    12. Montrose is an interesting case. Much of his army was quite bad, technically, and certainly fulfilled the other qualifications of style and romance, but it also had quite a run of victories based, as far as I can see, on pure dumb luck.
      Is this army popular DESPITE being successful? Or is the fact that is was, ultimately, doomed enough to swing it?
      Mind, you have to love troops who rout attacking enemy cavalry by pelting it with rocks.

    13. That's interesting - suppose MacColla had not disappeared to fight the Campbells, suppose the better Scots troops had not been brought back to fight the Royalists in Scotland, suppose Montrose had, in fact kept going throughout and - however unlikely - had eventually helped restore the monarchy in Scotland…

      How boring is that? Montrose would now be another vainglorious hanger-on like Rupert; the really glamorous guys would be the unsuccessful Parliamentarian rebels, who tried gallantly to overthrow the oppressive King and his corrupt advisers in the cause of democracy(!). You could actually put together a continuous history however it worked out, and you could make it convincing, but Montrose's star rating would not be the same.

    14. Nice one. And Argyll would have been the tragic hero of a doomed cause.
      (He'd have needed a better portrait painted. The usual one wouldn't look good on shortcake tins.)

    15. Of course, if Montrose had won we might have been desperate for a bit of dour, elderly Presbyterian on our shortcake tins, being fed up of all these dashing Cavalier victors who, i'd guess, would really do smug if they won.

    16. France 1940 for me.
      Hapless A9s with 14mm frontal "armour"; 2pdrs with no HE; CS tanks with no AP; and AT rifles that can have an effect. Altogether more interesting than the high-tech King Tiger era and I agree with MSFoy in post 1 that it is the playing that matters with the unexpected small victories for the underdog emphasising the human element.

  5. I really like the Persians and have a Late Achaemenid Persian army to fight against the Macedonians. I like to think that Darius lost, rather than Alexander won! That way the army does not seem like a loser, it was the commander! I do a fair bit of solo battles, recreating historical battles at times. think they were closer than it may seem, especially as I am no Alex!

    MsFoy sumed up what I do in his first paragraph of his comment above. I agree with him. The narrative is more important that the outcome.

    I have no idea on what battle you have moved to a different time and place, unless it is originally in Sicily; then I may have a chance.

    1. Hm. As, I think, Chris commented a while ago, our sources make it seem that Alexander was the military genius and personally won all the battles. That can't be true (can it?).

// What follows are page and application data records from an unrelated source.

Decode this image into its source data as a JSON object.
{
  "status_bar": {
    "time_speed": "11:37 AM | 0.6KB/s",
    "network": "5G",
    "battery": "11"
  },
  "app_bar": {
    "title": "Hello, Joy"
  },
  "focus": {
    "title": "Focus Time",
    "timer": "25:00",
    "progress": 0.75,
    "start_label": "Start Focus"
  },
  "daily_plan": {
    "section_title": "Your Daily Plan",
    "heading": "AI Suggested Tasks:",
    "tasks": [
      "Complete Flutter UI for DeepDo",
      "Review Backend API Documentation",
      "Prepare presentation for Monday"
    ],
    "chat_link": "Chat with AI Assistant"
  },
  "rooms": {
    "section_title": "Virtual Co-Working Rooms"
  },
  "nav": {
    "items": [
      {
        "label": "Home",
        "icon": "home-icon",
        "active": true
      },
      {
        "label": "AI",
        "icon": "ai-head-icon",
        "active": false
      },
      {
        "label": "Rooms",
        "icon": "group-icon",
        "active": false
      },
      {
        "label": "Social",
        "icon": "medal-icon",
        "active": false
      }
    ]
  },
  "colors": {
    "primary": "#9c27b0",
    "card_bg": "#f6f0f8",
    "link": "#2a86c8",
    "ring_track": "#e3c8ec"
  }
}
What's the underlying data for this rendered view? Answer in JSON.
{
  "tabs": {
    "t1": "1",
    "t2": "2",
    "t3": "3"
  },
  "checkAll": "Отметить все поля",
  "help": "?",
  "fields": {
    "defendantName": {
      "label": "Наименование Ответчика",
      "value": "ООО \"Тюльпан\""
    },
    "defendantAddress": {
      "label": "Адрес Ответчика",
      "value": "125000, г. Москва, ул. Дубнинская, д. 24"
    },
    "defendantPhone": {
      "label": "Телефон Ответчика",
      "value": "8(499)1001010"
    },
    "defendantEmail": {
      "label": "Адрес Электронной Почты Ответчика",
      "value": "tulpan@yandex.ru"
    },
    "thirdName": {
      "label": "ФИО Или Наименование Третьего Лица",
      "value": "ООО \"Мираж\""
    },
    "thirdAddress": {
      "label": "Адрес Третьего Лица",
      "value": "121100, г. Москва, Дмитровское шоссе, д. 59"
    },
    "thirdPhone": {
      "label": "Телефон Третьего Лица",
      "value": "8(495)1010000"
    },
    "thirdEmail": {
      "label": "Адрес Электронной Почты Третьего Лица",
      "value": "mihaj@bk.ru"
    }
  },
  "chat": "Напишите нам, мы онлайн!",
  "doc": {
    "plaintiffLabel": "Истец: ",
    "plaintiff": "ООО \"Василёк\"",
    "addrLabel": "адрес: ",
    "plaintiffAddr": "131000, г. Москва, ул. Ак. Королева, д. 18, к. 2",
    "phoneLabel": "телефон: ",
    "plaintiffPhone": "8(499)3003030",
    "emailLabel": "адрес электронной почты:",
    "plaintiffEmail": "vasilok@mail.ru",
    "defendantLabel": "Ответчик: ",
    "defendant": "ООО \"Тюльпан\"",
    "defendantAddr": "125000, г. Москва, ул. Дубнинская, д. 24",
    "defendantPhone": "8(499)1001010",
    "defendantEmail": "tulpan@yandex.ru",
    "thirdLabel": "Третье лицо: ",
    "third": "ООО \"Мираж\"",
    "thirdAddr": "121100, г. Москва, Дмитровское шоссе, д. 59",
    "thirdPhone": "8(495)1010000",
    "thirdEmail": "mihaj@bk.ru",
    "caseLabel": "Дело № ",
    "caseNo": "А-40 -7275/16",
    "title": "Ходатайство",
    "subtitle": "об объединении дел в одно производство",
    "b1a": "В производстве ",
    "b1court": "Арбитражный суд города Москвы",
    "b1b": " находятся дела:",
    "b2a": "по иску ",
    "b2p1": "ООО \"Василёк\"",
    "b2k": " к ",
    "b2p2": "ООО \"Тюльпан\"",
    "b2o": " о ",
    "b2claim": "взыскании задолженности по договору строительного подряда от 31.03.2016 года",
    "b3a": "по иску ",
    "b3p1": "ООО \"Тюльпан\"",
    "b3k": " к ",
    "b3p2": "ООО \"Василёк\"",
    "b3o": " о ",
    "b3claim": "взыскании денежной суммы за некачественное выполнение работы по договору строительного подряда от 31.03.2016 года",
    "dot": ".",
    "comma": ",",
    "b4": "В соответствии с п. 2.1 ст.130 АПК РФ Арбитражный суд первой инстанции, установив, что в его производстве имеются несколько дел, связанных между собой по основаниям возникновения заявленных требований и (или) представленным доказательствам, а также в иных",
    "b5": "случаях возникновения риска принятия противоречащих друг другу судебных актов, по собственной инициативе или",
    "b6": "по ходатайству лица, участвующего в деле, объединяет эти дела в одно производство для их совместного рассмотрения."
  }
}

      Darius managed to get large armies to battles intact and, in one case, cut off the enemy from his base. He can't have been a total dolt, although no military genius.

      And no, the battle isn't in Sicily...